Botswana Infrastructure Science and Technology Ministry permanent secretary Dikagiso Mokotedi has welcomed the decision for Botswana to host the fifth Innovation Prize for Africa (IPA) awards, telling a press conference to announce details of the event on Wednesday that the result endorsed the country’s ongoing transition from a resource-based economy to a knowledge-based one.
The IPA – an initiative of the African Innovation Foundation – aimed to mobilise African innovators and entrepreneurs by providing $150 000 for market-oriented solutions that supported African-led development.
Each nominee would also received a voucher of $5 000 to further develop their innovations.
Noting that Botswana’s policy framework for science, technology and innovation (STI) squarely resonated with the IPA, Mokotedi explained that the government had, in 2005, completed the Botswana National Research Science and Technology Plan, which laid the foundations for an implementing STI strategy.
Government had, more recently, taken steps to establish new institutions, such as the Botswana International University of Science and Technology, research institutes, such as the Botswana Institute for Technology Research and Innovation, and the University of Botswana’s new teaching hospital, all of which were aimed at promoting research, technology transfer and innovation with commercial emphasis and relevance to Botswana.
“Government is also facilitating the creation of synergies among government, academia, the private sector, industry and businesses through the Botswana Innovation Hub – a science and technology park initiative now under way,” Mokotedi told journalists.
He further held that the commercialisation of research and innovation was essential for economic growth, but required funding.
“Researchers burn money to generate knowledge and business burn knowledge to generate money.
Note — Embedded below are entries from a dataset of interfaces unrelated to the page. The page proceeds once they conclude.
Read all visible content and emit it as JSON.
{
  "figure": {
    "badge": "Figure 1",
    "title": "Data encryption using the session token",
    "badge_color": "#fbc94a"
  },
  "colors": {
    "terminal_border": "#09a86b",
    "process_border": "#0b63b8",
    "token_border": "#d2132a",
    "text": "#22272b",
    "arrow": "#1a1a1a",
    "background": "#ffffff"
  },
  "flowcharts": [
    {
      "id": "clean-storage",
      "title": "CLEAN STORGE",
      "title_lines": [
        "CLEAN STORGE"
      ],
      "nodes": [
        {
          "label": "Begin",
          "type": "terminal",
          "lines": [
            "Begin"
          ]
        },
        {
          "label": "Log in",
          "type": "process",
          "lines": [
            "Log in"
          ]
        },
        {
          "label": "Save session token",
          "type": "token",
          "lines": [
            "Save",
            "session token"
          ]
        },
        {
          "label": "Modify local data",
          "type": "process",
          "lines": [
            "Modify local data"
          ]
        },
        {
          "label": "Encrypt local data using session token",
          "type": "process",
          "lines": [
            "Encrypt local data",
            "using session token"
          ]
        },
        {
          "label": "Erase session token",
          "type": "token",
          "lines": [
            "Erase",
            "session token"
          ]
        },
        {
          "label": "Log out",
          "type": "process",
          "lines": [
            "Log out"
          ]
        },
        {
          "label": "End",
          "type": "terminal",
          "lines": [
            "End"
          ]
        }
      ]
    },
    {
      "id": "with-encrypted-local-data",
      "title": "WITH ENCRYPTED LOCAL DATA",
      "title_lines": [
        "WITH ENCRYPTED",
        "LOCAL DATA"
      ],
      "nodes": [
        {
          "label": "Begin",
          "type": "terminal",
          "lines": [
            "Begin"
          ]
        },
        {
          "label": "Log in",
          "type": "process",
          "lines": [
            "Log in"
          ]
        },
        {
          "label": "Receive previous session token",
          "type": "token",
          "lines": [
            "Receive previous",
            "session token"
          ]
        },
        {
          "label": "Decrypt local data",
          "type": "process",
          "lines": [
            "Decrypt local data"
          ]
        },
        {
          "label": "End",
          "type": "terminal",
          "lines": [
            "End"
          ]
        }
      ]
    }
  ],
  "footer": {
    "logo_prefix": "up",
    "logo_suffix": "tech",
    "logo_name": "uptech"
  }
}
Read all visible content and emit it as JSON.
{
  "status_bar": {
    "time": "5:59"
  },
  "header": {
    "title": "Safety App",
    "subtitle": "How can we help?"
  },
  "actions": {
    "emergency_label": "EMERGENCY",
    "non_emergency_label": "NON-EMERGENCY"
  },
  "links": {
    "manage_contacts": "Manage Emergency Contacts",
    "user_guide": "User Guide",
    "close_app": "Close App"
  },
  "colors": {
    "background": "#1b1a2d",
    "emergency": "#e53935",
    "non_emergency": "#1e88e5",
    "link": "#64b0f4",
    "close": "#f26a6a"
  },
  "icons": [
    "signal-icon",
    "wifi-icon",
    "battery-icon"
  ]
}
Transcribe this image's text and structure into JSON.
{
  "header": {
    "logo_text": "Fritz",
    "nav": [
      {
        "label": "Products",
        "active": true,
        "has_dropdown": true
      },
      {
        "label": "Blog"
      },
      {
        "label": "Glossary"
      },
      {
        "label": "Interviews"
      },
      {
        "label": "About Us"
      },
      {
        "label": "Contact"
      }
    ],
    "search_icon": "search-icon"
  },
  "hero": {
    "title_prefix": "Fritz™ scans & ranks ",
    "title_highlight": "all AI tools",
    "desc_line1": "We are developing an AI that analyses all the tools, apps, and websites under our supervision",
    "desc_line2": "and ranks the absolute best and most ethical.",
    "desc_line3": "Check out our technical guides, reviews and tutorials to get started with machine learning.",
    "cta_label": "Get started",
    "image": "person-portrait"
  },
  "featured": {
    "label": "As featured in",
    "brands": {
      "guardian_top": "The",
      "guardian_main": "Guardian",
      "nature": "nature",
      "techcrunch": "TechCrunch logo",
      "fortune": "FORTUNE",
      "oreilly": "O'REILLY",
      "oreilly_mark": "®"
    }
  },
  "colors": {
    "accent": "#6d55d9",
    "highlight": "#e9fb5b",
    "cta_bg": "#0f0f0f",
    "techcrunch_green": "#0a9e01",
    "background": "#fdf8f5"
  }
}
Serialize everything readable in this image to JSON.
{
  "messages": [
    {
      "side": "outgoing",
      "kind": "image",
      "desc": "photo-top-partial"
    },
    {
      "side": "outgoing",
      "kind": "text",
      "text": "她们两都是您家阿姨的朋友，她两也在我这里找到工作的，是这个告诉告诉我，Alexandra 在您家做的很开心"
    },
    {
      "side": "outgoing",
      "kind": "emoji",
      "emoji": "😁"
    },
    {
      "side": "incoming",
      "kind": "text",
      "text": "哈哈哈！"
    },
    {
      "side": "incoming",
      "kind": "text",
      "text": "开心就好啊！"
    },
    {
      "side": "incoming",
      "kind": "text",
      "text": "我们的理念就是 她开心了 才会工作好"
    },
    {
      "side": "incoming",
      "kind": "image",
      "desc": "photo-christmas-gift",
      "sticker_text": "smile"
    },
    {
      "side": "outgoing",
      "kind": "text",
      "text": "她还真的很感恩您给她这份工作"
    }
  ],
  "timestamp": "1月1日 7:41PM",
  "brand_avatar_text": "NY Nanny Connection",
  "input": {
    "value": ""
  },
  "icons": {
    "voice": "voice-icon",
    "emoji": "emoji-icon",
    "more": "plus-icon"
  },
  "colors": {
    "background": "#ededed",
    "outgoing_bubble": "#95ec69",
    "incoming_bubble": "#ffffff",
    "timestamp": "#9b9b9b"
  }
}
Therefore, the commercialisation of new innovations is part of our national strategy to drive economic growth and create employment,” he commented.
Within this synopsis of the policy setting for STI, government was, Mokotedi argued, facilitating policies that supported the commercialisation of indigenous knowledge and intellectual property protection to ensure that grassroots innovations were included in the commercialisation drive.
Moreover, the hosting of the IPA awards would allow local innovators, partners, inventors and the general public to appreciate Africa-level innovations and their funding framework, while instilling and motivating innovators, he added.
The IPA awards would be held in Gaborone in June.
Past winners were from South Africa and Morocco.